          Wat Pho, the official name being Wat Phra Chetuphon Vimolmangklararm Rajwaramahaviharn, is the first grade royal monastery, regarded as the most important one during the reign of King Rama I of the Chakri Dynasty. The importance of this is due to the King having managed the restoration of Wat Phodharam, an old monastery from the Ayudhya period, and had it re-established as a the royal monastery located near the Grand Palace. Some ashes of King Rama I were also kept under the pedestal of the principal Buddha image known as Phra Buddha Theva Patimakorn in the main chapel.
          The monastery is located in an area of 20 acres to the south of the Grand Palace, with Thai Wang road in the north, Sanam Chai road in the east, Setthakan road in the south and Maharat road in the west. Separated by a tall white wall on Chetuphon road, the monastery has two main quarters: the sacred or a chapel section, Buddhavas, and the residential or the monk's living section, Sangghavas.
          It is said in a stone inscription that, after moving to the Grand Palace, King Phra Buddha Yod Fa The Great (King Rama I) recognized that there were 2 old temples along both sides of the Grand Palace: Wat Salak (Wat Mahatart) in the north, and Wat Phodharam in the south. He ordered his noblemen from the department of the Ten Crafts to restore Wat Phodharam in 1788. This first restoration took 7 years 5 months and 28 days. Then there was a celebration in 1801 and the Royal named it “Wat Phra Chetuphon Vimolmangklavas”, which was changed to “Wat Phra Chetuphon Vimolmangklararm” during the reign of King Rama IV. ( Ref.: www.watpho.com )
         
Go to Destination
         
2 Sanamchai Road, Grand Palace Subdistrict, Pranakorn District, Bangkok 10200
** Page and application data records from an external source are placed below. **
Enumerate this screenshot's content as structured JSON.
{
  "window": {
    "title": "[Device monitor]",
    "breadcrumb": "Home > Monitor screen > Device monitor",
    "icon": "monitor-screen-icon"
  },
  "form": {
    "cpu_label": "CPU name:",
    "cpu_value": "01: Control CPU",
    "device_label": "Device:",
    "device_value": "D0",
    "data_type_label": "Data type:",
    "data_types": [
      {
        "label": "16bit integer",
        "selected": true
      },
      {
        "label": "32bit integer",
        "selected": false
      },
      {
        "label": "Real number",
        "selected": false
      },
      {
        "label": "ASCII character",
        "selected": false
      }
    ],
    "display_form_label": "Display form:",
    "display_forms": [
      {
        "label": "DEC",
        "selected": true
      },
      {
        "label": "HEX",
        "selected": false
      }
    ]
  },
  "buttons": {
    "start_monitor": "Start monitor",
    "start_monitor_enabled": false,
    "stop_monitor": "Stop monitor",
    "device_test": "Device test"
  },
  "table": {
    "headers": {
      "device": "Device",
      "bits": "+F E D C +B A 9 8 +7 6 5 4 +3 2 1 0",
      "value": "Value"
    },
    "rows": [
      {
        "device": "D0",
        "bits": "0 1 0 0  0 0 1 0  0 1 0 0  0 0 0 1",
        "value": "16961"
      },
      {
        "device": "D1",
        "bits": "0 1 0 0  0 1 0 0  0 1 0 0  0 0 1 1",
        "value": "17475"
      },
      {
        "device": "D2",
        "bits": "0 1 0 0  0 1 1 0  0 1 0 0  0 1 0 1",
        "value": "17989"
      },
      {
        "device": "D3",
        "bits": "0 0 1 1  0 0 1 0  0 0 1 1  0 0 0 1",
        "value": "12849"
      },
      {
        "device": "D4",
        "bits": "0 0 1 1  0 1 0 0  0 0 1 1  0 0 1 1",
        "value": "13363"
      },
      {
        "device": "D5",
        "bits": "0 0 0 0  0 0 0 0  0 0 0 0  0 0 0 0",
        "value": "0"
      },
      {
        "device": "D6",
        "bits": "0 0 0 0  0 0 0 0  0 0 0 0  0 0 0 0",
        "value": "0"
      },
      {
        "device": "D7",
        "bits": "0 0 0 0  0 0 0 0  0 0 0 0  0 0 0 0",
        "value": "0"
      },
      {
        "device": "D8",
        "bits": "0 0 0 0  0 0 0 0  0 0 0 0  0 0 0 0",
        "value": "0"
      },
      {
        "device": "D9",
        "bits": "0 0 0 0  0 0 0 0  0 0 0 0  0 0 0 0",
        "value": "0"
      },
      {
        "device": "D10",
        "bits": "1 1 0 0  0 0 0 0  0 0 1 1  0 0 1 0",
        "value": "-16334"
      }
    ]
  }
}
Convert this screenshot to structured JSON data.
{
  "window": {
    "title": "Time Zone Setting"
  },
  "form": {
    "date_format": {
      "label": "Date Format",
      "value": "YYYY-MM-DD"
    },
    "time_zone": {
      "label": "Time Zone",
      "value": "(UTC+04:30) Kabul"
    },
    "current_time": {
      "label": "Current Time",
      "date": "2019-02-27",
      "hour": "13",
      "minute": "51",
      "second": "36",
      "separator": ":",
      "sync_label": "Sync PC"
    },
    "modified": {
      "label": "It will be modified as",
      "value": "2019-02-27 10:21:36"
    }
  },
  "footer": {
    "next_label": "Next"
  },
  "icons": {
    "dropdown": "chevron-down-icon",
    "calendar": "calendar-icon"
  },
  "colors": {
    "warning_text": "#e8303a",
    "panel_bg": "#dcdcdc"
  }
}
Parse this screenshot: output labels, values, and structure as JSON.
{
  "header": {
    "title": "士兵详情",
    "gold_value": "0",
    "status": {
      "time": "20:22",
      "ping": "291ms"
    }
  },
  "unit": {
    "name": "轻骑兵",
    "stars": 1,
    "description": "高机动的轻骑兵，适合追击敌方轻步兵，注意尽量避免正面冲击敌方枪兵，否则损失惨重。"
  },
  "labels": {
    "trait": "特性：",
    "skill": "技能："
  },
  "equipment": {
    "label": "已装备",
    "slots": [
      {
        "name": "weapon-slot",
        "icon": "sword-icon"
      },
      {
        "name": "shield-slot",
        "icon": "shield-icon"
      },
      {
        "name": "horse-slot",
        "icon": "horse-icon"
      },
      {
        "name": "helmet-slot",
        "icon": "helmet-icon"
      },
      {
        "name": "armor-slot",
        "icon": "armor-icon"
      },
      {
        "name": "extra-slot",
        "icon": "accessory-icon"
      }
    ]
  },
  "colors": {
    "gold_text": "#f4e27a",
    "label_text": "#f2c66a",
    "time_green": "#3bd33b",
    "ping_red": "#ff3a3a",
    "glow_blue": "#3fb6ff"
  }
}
Arrival : Wat Pho
(Date taken :  January 15,2015 and April 2,2016)
  
Wat Pho directory
Entrance 2 (Chetuphon Road)




Khao Mor and Hermit Statues ( No.5)


Phra Maha Chedi Si Rajakarn ( No.2)



          Phra Maha Chedi Si Rajakarn, a group of four huge pagodas surrounded by white wall with Thai-Chinese style sheltered gates decorated with colour-glazed tiles and Chinese rockeries guardians.
          Each pagoda is 42-metre high, twelve or added notched-rim structures ending in a tall spire and elaborated with colourful mosaics. The one with green tile mosaic named Phra Maha Chedi Sri Sanpetdayarn (No.1), constructed during the reign of King Rama I to cover the ruined image of Buddha ‘Phra Srisanpetch' where relics of Lord Buddha are kept, represents the reign of King Rama I. The ruined standing Buddha is 16-metre high and was brought from the Royal Palace in Ayudhya.
          Phra Maha Chedi Dilok Dhammakaroknitarn (No.2), the one with white-tile mosaic representing the reign of King Rama II, was built by his son, King Rama III.
          He also built the yellow tile mosaic pagoda, Phra Maha Chedi Muni Batborikharn (No.3), for his own reign and for the praise of Buddha. The last one, in dark blue tile mosaic, represents the reign of King Rama IV or King Mongkut. It was built in the same style as Phra Maha Chedi Song Phra Srisuriyothai (No.4) of the Ayudhya period with the purpose of praise for the Lord Buddha.
( Ref.: www.watpho.com )
Phra Maha Chedi Sri Sanpetdayarn (No.1)

  Phra Maha Chedi Dilok Dhammakaroknitarn (No.2)

Phra Maha Chedi Muni Batborikharn (No.3)

Phra Maha Chedi Song Phra Srisuriyothai (No.4)




Phra Buddha Saiyas ( No.4)




Phra Mondop ( No.3)



Wat Pho Giant ( No.6)



Phra Ubosot ( No.1)



            This is one place you should not miss to visit ,enjoy.